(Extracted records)

*** Begin section ***

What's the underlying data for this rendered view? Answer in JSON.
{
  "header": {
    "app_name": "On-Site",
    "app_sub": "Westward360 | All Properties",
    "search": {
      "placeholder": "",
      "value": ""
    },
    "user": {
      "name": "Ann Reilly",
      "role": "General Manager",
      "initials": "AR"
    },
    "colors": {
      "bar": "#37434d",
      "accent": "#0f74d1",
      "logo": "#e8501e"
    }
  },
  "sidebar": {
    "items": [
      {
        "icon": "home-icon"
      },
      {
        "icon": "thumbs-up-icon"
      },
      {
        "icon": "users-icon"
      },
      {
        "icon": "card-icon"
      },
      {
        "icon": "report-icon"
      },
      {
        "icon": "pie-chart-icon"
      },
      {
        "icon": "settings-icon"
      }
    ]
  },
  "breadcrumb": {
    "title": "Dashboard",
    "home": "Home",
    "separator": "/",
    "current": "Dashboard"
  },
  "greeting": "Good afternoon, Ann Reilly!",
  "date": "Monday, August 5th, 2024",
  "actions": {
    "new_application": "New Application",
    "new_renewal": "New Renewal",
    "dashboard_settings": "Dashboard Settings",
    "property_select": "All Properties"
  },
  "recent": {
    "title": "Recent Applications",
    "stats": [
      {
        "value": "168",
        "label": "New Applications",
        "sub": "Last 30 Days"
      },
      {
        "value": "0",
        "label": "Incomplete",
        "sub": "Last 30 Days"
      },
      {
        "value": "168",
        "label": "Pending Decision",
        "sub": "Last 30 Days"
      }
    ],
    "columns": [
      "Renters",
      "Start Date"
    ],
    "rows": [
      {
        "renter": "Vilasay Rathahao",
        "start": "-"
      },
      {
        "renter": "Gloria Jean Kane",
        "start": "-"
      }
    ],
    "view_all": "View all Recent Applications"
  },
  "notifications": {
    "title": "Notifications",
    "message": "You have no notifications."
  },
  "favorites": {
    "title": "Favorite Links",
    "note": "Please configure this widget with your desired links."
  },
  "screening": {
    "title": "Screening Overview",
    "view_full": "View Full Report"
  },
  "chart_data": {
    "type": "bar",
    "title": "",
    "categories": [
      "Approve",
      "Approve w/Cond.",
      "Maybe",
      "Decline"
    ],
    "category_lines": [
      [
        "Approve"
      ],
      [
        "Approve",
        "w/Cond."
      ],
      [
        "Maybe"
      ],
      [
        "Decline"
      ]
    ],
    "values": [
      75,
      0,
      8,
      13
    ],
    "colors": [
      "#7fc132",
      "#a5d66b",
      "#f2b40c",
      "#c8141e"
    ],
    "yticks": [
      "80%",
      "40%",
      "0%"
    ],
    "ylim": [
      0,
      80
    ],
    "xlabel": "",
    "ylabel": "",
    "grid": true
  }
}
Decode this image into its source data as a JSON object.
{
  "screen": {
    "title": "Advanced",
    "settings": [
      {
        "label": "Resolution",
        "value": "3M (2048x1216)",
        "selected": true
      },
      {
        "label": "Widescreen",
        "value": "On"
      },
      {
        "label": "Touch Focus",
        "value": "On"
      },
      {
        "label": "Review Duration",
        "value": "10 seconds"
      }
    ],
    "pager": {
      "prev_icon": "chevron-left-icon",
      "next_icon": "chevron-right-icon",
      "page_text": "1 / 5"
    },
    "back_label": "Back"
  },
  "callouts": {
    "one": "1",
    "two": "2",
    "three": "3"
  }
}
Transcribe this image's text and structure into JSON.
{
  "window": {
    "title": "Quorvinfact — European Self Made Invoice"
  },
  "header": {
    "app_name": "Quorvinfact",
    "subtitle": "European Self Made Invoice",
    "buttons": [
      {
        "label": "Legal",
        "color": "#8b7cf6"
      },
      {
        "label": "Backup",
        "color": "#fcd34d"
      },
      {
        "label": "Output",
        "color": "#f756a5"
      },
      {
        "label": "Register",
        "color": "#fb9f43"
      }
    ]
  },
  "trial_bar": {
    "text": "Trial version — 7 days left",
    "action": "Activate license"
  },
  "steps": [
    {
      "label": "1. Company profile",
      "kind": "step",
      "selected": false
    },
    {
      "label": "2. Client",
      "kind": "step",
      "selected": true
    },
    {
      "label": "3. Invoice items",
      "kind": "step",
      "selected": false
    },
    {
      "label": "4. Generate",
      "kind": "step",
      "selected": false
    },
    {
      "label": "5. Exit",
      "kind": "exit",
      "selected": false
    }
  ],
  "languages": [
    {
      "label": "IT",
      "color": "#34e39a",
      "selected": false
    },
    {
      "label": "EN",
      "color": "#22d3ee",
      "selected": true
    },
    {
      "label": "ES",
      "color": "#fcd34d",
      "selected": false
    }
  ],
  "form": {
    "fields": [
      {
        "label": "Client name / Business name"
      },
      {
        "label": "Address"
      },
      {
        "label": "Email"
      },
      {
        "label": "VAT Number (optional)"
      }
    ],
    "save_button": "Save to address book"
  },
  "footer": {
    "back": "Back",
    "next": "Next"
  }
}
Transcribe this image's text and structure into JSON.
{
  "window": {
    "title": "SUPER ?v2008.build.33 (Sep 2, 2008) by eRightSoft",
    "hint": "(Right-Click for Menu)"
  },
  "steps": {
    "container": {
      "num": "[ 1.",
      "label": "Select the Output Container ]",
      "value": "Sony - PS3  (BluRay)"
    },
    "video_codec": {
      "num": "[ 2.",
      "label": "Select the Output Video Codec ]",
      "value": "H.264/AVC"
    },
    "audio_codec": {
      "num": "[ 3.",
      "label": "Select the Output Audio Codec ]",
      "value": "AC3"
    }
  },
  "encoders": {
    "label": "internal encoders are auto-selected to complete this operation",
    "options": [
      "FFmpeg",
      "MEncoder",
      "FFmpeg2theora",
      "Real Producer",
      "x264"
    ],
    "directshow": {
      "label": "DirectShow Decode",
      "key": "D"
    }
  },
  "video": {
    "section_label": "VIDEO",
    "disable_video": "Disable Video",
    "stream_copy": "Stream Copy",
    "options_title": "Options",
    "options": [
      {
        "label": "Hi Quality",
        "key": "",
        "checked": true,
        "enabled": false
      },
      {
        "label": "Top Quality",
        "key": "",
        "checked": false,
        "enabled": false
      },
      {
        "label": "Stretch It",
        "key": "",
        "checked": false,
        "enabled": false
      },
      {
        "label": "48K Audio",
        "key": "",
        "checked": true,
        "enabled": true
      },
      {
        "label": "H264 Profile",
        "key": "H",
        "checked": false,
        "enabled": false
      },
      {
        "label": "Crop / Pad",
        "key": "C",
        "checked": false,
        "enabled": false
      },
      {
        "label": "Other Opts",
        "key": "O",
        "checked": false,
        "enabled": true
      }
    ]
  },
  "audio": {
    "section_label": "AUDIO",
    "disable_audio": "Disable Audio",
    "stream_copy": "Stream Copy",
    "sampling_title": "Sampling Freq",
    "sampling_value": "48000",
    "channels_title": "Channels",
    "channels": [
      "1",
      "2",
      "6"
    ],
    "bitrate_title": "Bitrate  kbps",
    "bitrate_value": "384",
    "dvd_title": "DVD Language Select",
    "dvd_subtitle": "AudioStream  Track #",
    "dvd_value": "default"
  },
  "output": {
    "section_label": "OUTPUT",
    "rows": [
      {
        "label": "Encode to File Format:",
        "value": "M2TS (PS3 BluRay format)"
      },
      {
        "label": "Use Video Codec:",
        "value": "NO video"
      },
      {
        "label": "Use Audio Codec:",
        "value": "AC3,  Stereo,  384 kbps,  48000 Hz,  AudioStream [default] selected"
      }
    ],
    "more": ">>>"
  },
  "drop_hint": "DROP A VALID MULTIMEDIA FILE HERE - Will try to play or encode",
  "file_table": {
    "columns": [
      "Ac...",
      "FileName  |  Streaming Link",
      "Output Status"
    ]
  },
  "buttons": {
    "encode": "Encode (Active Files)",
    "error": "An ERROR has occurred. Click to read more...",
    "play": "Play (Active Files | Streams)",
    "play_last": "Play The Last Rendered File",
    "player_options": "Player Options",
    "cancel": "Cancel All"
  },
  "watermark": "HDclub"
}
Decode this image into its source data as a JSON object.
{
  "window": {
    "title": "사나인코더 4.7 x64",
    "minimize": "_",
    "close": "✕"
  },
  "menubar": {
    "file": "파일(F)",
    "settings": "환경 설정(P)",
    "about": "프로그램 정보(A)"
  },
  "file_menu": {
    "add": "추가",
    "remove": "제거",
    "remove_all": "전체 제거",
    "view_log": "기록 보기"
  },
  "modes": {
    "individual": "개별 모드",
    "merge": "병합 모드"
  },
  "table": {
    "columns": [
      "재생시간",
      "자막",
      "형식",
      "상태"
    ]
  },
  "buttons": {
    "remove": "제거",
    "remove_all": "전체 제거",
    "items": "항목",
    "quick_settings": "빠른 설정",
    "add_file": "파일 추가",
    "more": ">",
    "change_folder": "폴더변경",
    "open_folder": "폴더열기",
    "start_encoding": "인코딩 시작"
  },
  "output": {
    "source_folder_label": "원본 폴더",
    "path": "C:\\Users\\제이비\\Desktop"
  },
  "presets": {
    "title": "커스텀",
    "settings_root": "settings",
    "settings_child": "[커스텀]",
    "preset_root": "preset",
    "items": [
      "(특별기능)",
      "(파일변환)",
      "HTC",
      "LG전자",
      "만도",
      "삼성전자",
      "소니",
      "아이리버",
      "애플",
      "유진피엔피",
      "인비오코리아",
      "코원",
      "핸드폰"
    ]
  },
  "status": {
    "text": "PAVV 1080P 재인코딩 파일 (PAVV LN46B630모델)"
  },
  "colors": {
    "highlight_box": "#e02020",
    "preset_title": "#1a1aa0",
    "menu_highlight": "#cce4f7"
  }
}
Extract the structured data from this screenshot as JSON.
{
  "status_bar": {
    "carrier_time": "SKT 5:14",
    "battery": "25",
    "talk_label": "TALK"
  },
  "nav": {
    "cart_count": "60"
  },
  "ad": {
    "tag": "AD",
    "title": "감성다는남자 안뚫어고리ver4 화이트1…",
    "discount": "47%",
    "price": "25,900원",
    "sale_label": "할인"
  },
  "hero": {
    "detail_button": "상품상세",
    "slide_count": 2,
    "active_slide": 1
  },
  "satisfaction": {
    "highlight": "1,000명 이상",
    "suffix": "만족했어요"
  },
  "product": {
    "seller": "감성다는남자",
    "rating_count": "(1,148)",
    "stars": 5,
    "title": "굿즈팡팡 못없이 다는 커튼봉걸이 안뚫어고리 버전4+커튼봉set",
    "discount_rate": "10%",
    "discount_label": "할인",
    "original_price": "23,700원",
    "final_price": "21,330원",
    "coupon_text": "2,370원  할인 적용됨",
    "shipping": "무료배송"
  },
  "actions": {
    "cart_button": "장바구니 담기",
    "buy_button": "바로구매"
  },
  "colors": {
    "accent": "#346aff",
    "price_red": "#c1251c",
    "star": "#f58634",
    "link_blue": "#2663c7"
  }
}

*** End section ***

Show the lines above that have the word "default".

▸ **Written answer**
    "dvd_value": "default"
        "value": "AC3,  Stereo,  384 kbps,  48000 Hz,  AudioStream [default] selected"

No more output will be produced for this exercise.